EXTRACTED ENTRIES —

++++++++++++++++++++

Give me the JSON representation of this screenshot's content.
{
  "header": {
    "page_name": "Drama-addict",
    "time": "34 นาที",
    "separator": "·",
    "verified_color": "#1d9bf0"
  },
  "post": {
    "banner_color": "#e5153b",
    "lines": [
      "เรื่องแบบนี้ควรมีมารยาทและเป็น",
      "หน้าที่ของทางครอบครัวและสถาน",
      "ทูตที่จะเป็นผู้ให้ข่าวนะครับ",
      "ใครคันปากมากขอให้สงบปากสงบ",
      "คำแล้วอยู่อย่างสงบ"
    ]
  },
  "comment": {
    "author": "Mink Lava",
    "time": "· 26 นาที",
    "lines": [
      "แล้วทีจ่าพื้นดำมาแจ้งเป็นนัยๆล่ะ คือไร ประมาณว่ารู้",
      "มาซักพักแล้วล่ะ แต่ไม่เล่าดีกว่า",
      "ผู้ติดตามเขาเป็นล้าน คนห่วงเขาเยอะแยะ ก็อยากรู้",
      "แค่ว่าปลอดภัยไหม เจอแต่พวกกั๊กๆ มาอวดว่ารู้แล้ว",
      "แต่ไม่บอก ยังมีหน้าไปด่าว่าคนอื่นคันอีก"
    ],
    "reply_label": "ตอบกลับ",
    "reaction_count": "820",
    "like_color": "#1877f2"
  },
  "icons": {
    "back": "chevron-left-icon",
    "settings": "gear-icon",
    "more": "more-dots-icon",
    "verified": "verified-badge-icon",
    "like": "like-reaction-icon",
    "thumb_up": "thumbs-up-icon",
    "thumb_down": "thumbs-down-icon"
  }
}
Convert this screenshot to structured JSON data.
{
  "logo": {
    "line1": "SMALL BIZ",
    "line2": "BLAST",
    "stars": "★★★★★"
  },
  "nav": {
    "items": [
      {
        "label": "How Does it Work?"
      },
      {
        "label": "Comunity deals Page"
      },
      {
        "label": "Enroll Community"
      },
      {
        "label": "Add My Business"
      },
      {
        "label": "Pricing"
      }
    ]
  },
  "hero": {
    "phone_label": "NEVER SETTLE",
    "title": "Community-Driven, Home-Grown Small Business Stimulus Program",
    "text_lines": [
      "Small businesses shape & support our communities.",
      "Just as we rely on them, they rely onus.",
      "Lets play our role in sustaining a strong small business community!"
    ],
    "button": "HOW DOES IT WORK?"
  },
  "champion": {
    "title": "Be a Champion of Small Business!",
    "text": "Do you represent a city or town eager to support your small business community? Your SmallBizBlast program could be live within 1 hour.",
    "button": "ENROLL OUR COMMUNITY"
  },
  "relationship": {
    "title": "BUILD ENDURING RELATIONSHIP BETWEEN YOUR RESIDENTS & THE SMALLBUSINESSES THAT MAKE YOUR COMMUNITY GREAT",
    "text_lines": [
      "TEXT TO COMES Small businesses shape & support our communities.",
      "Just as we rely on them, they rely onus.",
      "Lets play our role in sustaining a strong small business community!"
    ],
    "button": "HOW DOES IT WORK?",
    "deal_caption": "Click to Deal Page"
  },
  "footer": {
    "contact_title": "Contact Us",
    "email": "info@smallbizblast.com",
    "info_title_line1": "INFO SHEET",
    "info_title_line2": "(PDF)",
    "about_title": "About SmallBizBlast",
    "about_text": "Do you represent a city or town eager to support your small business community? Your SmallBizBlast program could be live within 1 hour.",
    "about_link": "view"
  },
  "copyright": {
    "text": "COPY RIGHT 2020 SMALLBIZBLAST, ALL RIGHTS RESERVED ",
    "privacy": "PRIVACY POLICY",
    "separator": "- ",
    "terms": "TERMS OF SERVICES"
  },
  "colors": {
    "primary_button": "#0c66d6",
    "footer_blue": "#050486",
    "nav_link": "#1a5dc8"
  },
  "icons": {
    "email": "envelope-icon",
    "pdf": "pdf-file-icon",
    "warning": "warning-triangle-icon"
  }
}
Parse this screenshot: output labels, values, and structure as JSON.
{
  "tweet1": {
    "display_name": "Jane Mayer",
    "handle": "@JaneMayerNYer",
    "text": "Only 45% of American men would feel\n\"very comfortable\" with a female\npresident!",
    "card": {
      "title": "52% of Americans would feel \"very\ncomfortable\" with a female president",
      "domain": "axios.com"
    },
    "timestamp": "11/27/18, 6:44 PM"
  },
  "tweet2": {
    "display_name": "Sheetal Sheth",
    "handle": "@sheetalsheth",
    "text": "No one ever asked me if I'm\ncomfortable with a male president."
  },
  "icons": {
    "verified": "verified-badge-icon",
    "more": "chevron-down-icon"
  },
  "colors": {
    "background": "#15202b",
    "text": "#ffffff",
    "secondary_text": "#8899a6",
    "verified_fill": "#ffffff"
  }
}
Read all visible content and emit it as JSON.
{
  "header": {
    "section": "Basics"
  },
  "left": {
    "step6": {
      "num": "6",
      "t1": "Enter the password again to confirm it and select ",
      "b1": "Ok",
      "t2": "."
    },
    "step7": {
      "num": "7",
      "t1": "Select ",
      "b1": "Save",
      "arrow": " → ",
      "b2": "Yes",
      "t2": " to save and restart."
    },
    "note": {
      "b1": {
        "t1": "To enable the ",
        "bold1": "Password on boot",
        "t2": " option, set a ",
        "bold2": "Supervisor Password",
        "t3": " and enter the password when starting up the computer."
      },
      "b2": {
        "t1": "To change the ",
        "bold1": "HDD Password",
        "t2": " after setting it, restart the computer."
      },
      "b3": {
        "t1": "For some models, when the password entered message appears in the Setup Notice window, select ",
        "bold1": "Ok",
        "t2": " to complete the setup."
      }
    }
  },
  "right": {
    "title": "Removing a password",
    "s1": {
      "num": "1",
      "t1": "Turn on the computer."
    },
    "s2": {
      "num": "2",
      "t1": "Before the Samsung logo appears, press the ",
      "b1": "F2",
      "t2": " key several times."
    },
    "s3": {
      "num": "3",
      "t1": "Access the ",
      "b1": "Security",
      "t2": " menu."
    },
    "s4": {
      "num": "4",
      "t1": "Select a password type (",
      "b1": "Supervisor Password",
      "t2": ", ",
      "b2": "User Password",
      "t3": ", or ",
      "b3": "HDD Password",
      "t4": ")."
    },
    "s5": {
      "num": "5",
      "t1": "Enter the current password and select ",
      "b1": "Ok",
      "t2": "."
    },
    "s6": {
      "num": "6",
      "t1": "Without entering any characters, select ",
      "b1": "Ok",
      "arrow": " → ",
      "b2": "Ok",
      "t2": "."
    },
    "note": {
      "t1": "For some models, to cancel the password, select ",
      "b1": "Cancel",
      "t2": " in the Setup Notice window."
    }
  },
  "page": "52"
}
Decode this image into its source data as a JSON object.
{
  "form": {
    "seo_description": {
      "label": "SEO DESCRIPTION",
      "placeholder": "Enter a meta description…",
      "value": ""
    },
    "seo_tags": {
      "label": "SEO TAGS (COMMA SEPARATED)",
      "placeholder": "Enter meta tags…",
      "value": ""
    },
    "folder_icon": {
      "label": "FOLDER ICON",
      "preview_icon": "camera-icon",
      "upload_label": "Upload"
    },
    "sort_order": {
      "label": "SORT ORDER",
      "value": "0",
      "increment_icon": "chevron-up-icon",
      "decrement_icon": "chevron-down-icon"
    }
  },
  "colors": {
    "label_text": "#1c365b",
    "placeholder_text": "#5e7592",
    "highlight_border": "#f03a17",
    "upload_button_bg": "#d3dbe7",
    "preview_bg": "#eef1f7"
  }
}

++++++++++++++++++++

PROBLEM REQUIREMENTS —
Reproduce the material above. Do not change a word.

EXERCISE ANSWER —
Give me the JSON representation of this screenshot's content.
{
  "header": {
    "page_name": "Drama-addict",
    "time": "34 นาที",
    "separator": "·",
    "verified_color": "#1d9bf0"
  },
  "post": {
    "banner_color": "#e5153b",
    "lines": [
      "เรื่องแบบนี้ควรมีมารยาทและเป็น",
      "หน้าที่ของทางครอบครัวและสถาน",
      "ทูตที่จะเป็นผู้ให้ข่าวนะครับ",
      "ใครคันปากมากขอให้สงบปากสงบ",
      "คำแล้วอยู่อย่างสงบ"
    ]
  },
  "comment": {
    "author": "Mink Lava",
    "time": "· 26 นาที",
    "lines": [
      "แล้วทีจ่าพื้นดำมาแจ้งเป็นนัยๆล่ะ คือไร ประมาณว่ารู้",
      "มาซักพักแล้วล่ะ แต่ไม่เล่าดีกว่า",
      "ผู้ติดตามเขาเป็นล้าน คนห่วงเขาเยอะแยะ ก็อยากรู้",
      "แค่ว่าปลอดภัยไหม เจอแต่พวกกั๊กๆ มาอวดว่ารู้แล้ว",
      "แต่ไม่บอก ยังมีหน้าไปด่าว่าคนอื่นคันอีก"
    ],
    "reply_label": "ตอบกลับ",
    "reaction_count": "820",
    "like_color": "#1877f2"
  },
  "icons": {
    "back": "chevron-left-icon",
    "settings": "gear-icon",
    "more": "more-dots-icon",
    "verified": "verified-badge-icon",
    "like": "like-reaction-icon",
    "thumb_up": "thumbs-up-icon",
    "thumb_down": "thumbs-down-icon"
  }
}
Convert this screenshot to structured JSON data.
{
  "logo": {
    "line1": "SMALL BIZ",
    "line2": "BLAST",
    "stars": "★★★★★"
  },
  "nav": {
    "items": [
      {
        "label": "How Does it Work?"
      },
      {
        "label": "Comunity deals Page"
      },
      {
        "label": "Enroll Community"
      },
      {
        "label": "Add My Business"
      },
      {
        "label": "Pricing"
      }
    ]
  },
  "hero": {
    "phone_label": "NEVER SETTLE",
    "title": "Community-Driven, Home-Grown Small Business Stimulus Program",
    "text_lines": [
      "Small businesses shape & support our communities.",
      "Just as we rely on them, they rely onus.",
      "Lets play our role in sustaining a strong small business community!"
    ],
    "button": "HOW DOES IT WORK?"
  },
  "champion": {
    "title": "Be a Champion of Small Business!",
    "text": "Do you represent a city or town eager to support your small business community? Your SmallBizBlast program could be live within 1 hour.",
    "button": "ENROLL OUR COMMUNITY"
  },
  "relationship": {
    "title": "BUILD ENDURING RELATIONSHIP BETWEEN YOUR RESIDENTS & THE SMALLBUSINESSES THAT MAKE YOUR COMMUNITY GREAT",
    "text_lines": [
      "TEXT TO COMES Small businesses shape & support our communities.",
      "Just as we rely on them, they rely onus.",
      "Lets play our role in sustaining a strong small business community!"
    ],
    "button": "HOW DOES IT WORK?",
    "deal_caption": "Click to Deal Page"
  },
  "footer": {
    "contact_title": "Contact Us",
    "email": "info@smallbizblast.com",
    "info_title_line1": "INFO SHEET",
    "info_title_line2": "(PDF)",
    "about_title": "About SmallBizBlast",
    "about_text": "Do you represent a city or town eager to support your small business community? Your SmallBizBlast program could be live within 1 hour.",
    "about_link": "view"
  },
  "copyright": {
    "text": "COPY RIGHT 2020 SMALLBIZBLAST, ALL RIGHTS RESERVED ",
    "privacy": "PRIVACY POLICY",
    "separator": "- ",
    "terms": "TERMS OF SERVICES"
  },
  "colors": {
    "primary_button": "#0c66d6",
    "footer_blue": "#050486",
    "nav_link": "#1a5dc8"
  },
  "icons": {
    "email": "envelope-icon",
    "pdf": "pdf-file-icon",
    "warning": "warning-triangle-icon"
  }
}
Parse this screenshot: output labels, values, and structure as JSON.
{
  "tweet1": {
    "display_name": "Jane Mayer",
    "handle": "@JaneMayerNYer",
    "text": "Only 45% of American men would feel\n\"very comfortable\" with a female\npresident!",
    "card": {
      "title": "52% of Americans would feel \"very\ncomfortable\" with a female president",
      "domain": "axios.com"
    },
    "timestamp": "11/27/18, 6:44 PM"
  },
  "tweet2": {
    "display_name": "Sheetal Sheth",
    "handle": "@sheetalsheth",
    "text": "No one ever asked me if I'm\ncomfortable with a male president."
  },
  "icons": {
    "verified": "verified-badge-icon",
    "more": "chevron-down-icon"
  },
  "colors": {
    "background": "#15202b",
    "text": "#ffffff",
    "secondary_text": "#8899a6",
    "verified_fill": "#ffffff"
  }
}
Read all visible content and emit it as JSON.
{
  "header": {
    "section": "Basics"
  },
  "left": {
    "step6": {
      "num": "6",
      "t1": "Enter the password again to confirm it and select ",
      "b1": "Ok",
      "t2": "."
    },
    "step7": {
      "num": "7",
      "t1": "Select ",
      "b1": "Save",
      "arrow": " → ",
      "b2": "Yes",
      "t2": " to save and restart."
    },
    "note": {
      "b1": {
        "t1": "To enable the ",
        "bold1": "Password on boot",
        "t2": " option, set a ",
        "bold2": "Supervisor Password",
        "t3": " and enter the password when starting up the computer."
      },
      "b2": {
        "t1": "To change the ",
        "bold1": "HDD Password",
        "t2": " after setting it, restart the computer."
      },
      "b3": {
        "t1": "For some models, when the password entered message appears in the Setup Notice window, select ",
        "bold1": "Ok",
        "t2": " to complete the setup."
      }
    }
  },
  "right": {
    "title": "Removing a password",
    "s1": {
      "num": "1",
      "t1": "Turn on the computer."
    },
    "s2": {
      "num": "2",
      "t1": "Before the Samsung logo appears, press the ",
      "b1": "F2",
      "t2": " key several times."
    },
    "s3": {
      "num": "3",
      "t1": "Access the ",
      "b1": "Security",
      "t2": " menu."
    },
    "s4": {
      "num": "4",
      "t1": "Select a password type (",
      "b1": "Supervisor Password",
      "t2": ", ",
      "b2": "User Password",
      "t3": ", or ",
      "b3": "HDD Password",
      "t4": ")."
    },
    "s5": {
      "num": "5",
      "t1": "Enter the current password and select ",
      "b1": "Ok",
      "t2": "."
    },
    "s6": {
      "num": "6",
      "t1": "Without entering any characters, select ",
      "b1": "Ok",
      "arrow": " → ",
      "b2": "Ok",
      "t2": "."
    },
    "note": {
      "t1": "For some models, to cancel the password, select ",
      "b1": "Cancel",
      "t2": " in the Setup Notice window."
    }
  },
  "page": "52"
}
Decode this image into its source data as a JSON object.
{
  "form": {
    "seo_description": {
      "label": "SEO DESCRIPTION",
      "placeholder": "Enter a meta description…",
      "value": ""
    },
    "seo_tags": {
      "label": "SEO TAGS (COMMA SEPARATED)",
      "placeholder": "Enter meta tags…",
      "value": ""
    },
    "folder_icon": {
      "label": "FOLDER ICON",
      "preview_icon": "camera-icon",
      "upload_label": "Upload"
    },
    "sort_order": {
      "label": "SORT ORDER",
      "value": "0",
      "increment_icon": "chevron-up-icon",
      "decrement_icon": "chevron-down-icon"
    }
  },
  "colors": {
    "label_text": "#1c365b",
    "placeholder_text": "#5e7592",
    "highlight_border": "#f03a17",
    "upload_button_bg": "#d3dbe7",
    "preview_bg": "#eef1f7"
  }
}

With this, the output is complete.